one of two lovely works for solo piano by Chopin, a few movement
elements stood out. Once, a dancer bit her knee in frustration,
and another did a fancy-stepping chorus-girl’s solo, in hopes
of impressing a man. And that guy’s set of peculiar bent-legged
jumps deserves description. He jumped up high with one leg
to the front and one to the back, with the sole of his front
foot slap-kicking the front of the thigh behind. It was hard
to tell where the slapping sound was coming from.
For much of these sections, given the high-energy, portentous
gloom, something seemed forever about to happen. When each
new section passed without making good on that promise—with
nothing to sink my belief into—Blush lost its energy.
It was especially disappointing when the dancers, in the absence
of substance, just glared their scary zombie-faces at the
audience. Vinny Vigilante’s handsome lighting repeatedly resisted

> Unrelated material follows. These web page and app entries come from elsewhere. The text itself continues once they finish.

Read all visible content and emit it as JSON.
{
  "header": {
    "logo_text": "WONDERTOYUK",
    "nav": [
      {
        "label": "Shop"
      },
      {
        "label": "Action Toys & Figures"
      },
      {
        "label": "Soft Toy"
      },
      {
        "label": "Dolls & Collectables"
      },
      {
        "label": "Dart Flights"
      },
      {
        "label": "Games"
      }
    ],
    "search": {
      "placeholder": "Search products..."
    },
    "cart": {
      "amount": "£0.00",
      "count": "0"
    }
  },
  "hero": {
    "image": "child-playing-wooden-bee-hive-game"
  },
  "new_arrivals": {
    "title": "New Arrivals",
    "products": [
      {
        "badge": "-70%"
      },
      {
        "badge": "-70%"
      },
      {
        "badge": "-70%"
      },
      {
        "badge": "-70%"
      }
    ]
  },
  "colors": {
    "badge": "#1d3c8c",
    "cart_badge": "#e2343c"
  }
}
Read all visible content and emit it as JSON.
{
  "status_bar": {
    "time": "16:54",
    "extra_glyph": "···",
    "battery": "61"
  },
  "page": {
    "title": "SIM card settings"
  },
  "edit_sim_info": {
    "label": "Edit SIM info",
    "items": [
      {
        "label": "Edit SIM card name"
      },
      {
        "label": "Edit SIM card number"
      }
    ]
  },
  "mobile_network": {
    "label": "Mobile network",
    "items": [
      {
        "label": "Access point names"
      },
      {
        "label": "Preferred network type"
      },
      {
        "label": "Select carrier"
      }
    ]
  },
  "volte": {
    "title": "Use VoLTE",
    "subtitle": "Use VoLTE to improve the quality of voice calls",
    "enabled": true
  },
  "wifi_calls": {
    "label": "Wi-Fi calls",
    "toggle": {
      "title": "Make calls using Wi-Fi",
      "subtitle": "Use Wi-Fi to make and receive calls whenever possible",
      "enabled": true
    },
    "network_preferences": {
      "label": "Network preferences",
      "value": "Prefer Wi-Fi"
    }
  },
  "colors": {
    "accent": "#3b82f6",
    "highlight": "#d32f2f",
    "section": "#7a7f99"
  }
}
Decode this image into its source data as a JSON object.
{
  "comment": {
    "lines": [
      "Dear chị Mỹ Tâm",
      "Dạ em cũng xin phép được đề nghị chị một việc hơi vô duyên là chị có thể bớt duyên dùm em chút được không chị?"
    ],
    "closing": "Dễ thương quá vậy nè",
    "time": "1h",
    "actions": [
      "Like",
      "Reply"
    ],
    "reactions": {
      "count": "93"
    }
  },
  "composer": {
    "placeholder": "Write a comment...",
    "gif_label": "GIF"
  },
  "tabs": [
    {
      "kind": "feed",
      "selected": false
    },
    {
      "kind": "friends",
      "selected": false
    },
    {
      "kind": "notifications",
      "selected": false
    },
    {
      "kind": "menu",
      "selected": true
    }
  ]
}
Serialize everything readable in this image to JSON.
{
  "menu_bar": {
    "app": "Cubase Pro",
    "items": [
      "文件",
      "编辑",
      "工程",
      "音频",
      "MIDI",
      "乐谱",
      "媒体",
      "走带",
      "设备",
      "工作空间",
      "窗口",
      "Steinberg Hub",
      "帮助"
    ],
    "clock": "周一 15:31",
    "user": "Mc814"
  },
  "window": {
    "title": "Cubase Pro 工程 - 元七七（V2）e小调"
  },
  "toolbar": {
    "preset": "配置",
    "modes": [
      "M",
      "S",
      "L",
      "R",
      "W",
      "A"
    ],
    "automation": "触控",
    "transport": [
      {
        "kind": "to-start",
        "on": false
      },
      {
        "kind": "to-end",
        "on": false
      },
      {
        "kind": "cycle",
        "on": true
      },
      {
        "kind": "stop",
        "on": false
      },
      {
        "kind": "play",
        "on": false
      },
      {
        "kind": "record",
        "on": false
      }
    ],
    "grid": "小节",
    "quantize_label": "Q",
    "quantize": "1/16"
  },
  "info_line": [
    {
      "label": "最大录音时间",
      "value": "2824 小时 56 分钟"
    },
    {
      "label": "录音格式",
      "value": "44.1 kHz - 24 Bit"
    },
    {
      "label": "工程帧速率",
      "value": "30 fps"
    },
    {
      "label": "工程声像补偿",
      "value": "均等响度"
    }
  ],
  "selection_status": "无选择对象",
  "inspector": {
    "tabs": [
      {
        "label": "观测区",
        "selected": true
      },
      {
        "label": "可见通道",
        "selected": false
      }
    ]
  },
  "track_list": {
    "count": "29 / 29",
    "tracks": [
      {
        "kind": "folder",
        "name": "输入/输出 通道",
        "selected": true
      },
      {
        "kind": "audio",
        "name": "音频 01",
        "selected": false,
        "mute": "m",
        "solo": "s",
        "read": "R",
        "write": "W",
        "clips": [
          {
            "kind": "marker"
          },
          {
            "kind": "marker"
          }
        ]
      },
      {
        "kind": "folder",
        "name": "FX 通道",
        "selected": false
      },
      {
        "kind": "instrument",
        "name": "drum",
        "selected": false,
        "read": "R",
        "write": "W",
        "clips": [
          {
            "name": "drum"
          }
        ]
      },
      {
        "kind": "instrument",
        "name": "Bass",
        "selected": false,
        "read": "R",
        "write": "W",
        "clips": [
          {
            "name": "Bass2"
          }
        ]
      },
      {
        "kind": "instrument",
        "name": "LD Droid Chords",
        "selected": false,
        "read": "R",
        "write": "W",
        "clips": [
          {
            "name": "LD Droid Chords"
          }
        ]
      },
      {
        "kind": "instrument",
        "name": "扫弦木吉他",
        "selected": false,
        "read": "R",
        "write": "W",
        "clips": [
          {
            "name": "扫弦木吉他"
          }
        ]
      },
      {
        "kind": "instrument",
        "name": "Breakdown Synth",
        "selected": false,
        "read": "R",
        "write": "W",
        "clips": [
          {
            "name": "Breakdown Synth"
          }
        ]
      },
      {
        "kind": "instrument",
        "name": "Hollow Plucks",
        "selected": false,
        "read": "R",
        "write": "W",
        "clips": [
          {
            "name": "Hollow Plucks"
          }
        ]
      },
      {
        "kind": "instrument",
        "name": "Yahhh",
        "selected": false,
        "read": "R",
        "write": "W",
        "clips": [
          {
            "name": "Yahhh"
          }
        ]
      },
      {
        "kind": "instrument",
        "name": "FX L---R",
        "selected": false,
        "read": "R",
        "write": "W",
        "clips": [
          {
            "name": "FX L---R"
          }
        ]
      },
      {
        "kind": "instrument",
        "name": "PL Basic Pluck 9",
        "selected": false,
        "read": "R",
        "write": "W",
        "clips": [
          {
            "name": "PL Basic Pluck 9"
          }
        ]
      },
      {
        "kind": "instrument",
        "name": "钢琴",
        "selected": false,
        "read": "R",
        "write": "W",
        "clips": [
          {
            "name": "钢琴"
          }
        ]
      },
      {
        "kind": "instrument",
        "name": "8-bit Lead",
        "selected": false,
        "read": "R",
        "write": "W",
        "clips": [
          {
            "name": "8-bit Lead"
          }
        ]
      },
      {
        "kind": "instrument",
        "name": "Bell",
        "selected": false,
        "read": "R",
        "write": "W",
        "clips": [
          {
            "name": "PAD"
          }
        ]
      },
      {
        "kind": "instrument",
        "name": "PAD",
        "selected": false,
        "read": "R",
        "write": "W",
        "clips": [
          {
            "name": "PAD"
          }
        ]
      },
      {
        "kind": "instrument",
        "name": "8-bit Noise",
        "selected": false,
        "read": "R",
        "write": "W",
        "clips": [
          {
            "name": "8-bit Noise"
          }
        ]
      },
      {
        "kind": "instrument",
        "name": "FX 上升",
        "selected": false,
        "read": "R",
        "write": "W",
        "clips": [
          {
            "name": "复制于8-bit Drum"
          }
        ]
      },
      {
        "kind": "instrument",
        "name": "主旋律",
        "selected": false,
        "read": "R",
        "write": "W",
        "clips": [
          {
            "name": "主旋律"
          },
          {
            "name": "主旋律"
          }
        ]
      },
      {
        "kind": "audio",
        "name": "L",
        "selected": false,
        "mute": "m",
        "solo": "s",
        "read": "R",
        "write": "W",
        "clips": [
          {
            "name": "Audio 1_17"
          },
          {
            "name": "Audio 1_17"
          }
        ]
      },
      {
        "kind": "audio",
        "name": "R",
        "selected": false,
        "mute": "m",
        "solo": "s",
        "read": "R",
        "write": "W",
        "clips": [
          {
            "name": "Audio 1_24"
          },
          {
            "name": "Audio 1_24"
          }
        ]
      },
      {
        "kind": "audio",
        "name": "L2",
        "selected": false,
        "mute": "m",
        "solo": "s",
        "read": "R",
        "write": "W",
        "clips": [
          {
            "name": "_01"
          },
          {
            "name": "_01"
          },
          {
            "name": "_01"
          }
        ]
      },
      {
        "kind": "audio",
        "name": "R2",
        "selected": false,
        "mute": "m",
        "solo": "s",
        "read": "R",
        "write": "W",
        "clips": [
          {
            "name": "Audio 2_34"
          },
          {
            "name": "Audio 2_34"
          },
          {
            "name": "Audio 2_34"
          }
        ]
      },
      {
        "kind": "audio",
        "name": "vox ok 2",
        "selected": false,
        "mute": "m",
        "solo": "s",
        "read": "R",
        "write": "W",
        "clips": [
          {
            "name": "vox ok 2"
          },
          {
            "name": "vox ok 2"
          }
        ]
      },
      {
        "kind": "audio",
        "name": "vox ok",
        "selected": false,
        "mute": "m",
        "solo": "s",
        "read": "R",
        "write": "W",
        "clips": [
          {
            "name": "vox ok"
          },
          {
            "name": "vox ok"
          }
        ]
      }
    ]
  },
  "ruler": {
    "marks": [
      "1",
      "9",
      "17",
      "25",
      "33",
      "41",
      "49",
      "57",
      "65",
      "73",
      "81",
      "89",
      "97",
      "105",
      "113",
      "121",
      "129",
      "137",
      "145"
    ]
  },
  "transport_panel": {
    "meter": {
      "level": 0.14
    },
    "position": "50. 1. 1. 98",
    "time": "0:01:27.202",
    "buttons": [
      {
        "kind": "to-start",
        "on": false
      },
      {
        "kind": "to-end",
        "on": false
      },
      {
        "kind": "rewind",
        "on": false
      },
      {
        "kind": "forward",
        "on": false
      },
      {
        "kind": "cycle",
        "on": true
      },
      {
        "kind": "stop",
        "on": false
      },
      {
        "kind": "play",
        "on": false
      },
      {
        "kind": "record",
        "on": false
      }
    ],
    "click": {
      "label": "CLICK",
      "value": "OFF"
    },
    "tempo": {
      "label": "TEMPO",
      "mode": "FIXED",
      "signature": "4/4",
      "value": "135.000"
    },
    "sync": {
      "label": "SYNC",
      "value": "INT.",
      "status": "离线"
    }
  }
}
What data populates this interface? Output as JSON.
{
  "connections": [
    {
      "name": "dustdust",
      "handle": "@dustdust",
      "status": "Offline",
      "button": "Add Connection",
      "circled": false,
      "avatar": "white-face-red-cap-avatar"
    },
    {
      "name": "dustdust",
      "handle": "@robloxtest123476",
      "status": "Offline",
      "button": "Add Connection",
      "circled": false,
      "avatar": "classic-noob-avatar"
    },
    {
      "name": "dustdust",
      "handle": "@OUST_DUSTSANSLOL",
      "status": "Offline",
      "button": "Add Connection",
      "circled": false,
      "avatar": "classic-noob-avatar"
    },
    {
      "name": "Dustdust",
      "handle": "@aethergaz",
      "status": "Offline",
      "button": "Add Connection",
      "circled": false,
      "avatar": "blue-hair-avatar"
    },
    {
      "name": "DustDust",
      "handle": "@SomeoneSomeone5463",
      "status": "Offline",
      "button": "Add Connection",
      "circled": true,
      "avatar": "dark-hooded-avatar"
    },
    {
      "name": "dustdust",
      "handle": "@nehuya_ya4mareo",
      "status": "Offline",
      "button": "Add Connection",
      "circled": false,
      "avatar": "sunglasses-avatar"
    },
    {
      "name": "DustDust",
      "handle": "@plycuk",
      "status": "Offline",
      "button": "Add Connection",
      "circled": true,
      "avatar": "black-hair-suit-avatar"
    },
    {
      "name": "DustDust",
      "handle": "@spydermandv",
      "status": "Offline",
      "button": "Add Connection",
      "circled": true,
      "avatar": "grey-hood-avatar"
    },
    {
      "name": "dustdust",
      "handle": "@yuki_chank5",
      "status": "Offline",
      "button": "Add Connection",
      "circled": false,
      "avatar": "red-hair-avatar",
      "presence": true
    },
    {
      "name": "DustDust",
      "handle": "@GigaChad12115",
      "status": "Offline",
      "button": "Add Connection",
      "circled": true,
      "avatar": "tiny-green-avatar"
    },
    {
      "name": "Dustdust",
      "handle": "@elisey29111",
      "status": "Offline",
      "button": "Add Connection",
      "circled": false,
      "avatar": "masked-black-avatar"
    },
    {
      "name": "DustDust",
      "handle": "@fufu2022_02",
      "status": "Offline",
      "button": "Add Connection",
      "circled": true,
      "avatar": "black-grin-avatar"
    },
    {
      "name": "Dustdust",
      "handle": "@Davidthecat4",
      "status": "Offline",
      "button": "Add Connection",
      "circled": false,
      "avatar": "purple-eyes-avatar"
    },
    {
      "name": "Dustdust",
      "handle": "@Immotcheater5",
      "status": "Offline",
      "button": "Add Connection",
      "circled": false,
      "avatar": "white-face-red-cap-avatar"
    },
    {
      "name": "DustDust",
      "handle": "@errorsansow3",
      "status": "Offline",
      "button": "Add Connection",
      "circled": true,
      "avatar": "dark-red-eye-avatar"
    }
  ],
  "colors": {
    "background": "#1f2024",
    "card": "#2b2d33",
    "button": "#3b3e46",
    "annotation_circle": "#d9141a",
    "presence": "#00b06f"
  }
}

defining much of the action.
Later, there was an acrobatic male duet to Arvo Pärt’s damnably
beautiful string work Fratres, which has, since its
creation, been catnip for seemingly every fifth choreographer.
The work’s attenuated violins certainly complement Miller’s
longing, with bodies that are both subtle and primal, but
wasn’t there another (ideally shorter) work to fit the bill?
Sexuality soon grew overt here: One man mounted his partner
from behind, maybe quoting classical vases, then they had
a good wrassle. One climbed on top of his partner and, covering
that man’s eyes, shouted out directional commands. At another
point, one repeatedly bent his head low into the other’s crotch.
So, late in the game, it’s startling when all of that muggy
frustration turns out to have been a preamble to something
quite the opposite. When the shift comes, it’s as if the cave-dwellers
turn out, in retrospect, to have civil minds, and their ape-like
acrobatics reveal (in memory) the human subtlety that Miller
knew (but we didn’t know) was there all along.
Anyway, this monumental change happened precisely when the
music shifted, this time to the massive Wolf Parade song,
“I’ll Believe in Anything.” Holy crap, did this song look
good. Searing waves of melody rush ahead of its simmering
percussion, and it’s powerful enough that to keep any steps
noticeable in the din would seem impossible. But Miller did
it. She has her dancers gulping up space, putting out as much
energy as the towering song puts out. You want to shout, “They’re
doing it! They’re finally doing it!” From the stage’s rear,
rows of gold bulbs threatened to blind us; the music cast
the option of deafness around the small theater; everything
felt as it should. The singer addresses his need for someone’s
eyes, for sunshine, and for “your blood, your bones, your
voice, and your ghost.” Chills traced my spine. But suddenly,
the dancers donned cheesy grins like they were in one of those
old Gap commercials, very much out of nowhere. Hey, that was
too easy! Like, if a happy song was all they needed, why didn’t
they just play that song sooner?
That led to the work’s abrupt concluding moment, still in
Wolf Parade’s storm: one of the women peels up the square
of white tape from the floor, happily leading her happy mates
like the Pied Piper into the resulting empty space, tape curling
in trails around her. Of course, we didn’t know it was the
tape’s presence that stifled them in the first place. But
what a lovely, unanticipated image. It all made sense in the